When Is IKEA Not Your Friend? When You’re Furnishing a One-month Sublet
In hindsight, I believe the logic used to implement this idea went like this: “I am a cheapskate who wants to explore NYC, but I’m deathly scared of bedbugs. No furniture equals no hidden places that those darn cretins can hide.” This is a valid concern since bedbugs are known to ruin entire human lives.
I also believe that somewhere in the deciding process, these thoughts entered my consciousness: “I can channel my inner creativity to create my own personal zen space in which I can spend hot summer nights peacefully dreaming while I am here absorbing all that New York City has to offer…. AND I can find all the items to express my mad interior decorating skillz cheaply at IKEA.”

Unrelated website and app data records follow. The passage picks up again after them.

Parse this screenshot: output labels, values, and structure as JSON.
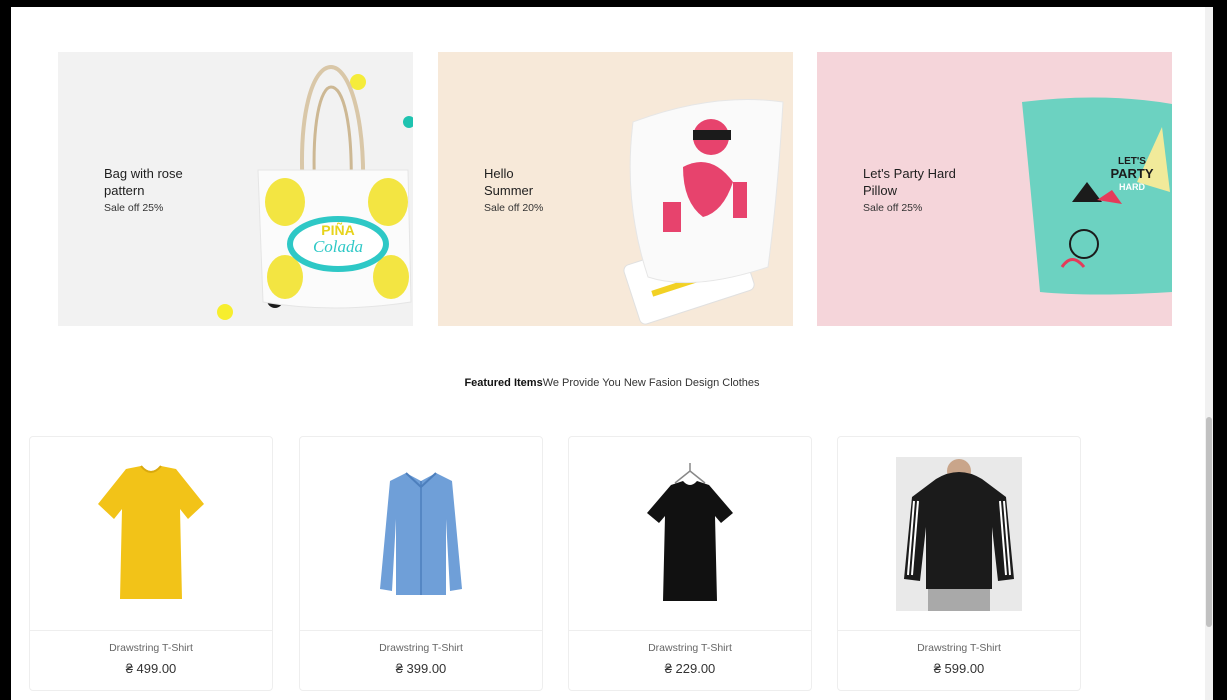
{
  "banners": [
    {
      "title_line1": "Bag with rose",
      "title_line2": "pattern",
      "sale": "Sale off 25%",
      "bg": "#f2f2f2",
      "image": "tote-bag-image",
      "bag_text_1": "PIÑA",
      "bag_text_2": "Colada"
    },
    {
      "title_line1": "Hello",
      "title_line2": "Summer",
      "sale": "Sale off 20%",
      "bg": "#f7e9d9",
      "image": "pillow-image"
    },
    {
      "title_line1": "Let's Party Hard",
      "title_line2": "Pillow",
      "sale": "Sale off 25%",
      "bg": "#f5d5da",
      "image": "party-pillow-image",
      "pillow_text_1": "LET'S",
      "pillow_text_2": "PARTY",
      "pillow_text_3": "HARD"
    }
  ],
  "featured": {
    "bold": "Featured Items",
    "rest": "We Provide You New Fasion Design Clothes"
  },
  "products": [
    {
      "name": "Drawstring T-Shirt",
      "price": "₴ 499.00",
      "image": "yellow-tshirt-image",
      "color": "#f2c318"
    },
    {
      "name": "Drawstring T-Shirt",
      "price": "₴ 399.00",
      "image": "blue-shirt-image",
      "color": "#6f9fd8"
    },
    {
      "name": "Drawstring T-Shirt",
      "price": "₴ 229.00",
      "image": "black-tshirt-image",
      "color": "#111111"
    },
    {
      "name": "Drawstring T-Shirt",
      "price": "₴ 599.00",
      "image": "black-hoodie-image",
      "color": "#1b1b1b"
    }
  ]
}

It doesn’t matter how easy you think it is or how cheap you believe IKEA is. It’s always going to cost you more money, time and freakin’ stress than anticipated. The effort you put in, spending a whole day schlepping out to Red Hook to buy assemble-it-yourself furniture that you can’t return unless it’s in original packaging for your empty sublet in the East Village that you’re not going to spend any time in anyway, is ultimately NOT worth it.

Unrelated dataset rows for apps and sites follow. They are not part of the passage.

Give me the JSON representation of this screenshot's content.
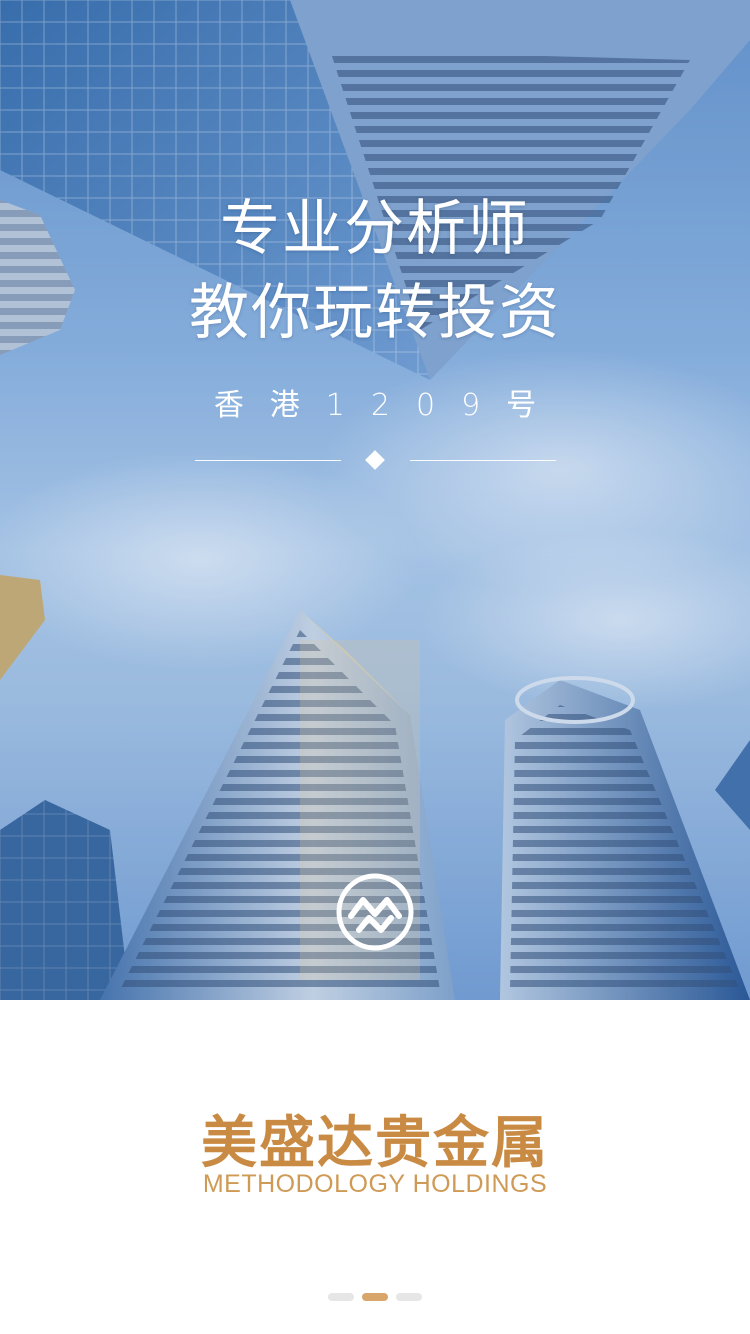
{
  "hero": {
    "headline_line1": "专业分析师",
    "headline_line2": "教你玩转投资",
    "address": "香港1209号",
    "logo_icon": "brand-emblem-icon"
  },
  "brand": {
    "name_cn": "美盛达贵金属",
    "name_en": "METHODOLOGY HOLDINGS",
    "color": "#c98b44"
  },
  "pager": {
    "total": 3,
    "active_index": 1,
    "active_color": "#d8a56a",
    "inactive_color": "#e6e6e6"
  }
}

After attempting to sell furniture that is less than a month old and expecting maximum ROI (but getting a huge thorn up my backside instead), here’s what I learned: Unless you’re committed to an unfurnished place for at least a year, you’re better off getting a sleeping bag or a blow up mattress and camping out on the floor. Alternatively, you can get an Equinox membership for their Kiehl’s bath products and sleep on a nearby park bench or piece of pavement. They have 21 locations in Manhattan, so this should be easy to find. Anyway you do it, this wisdom still holds: You can’t get bedbugs if you don’t have a bed.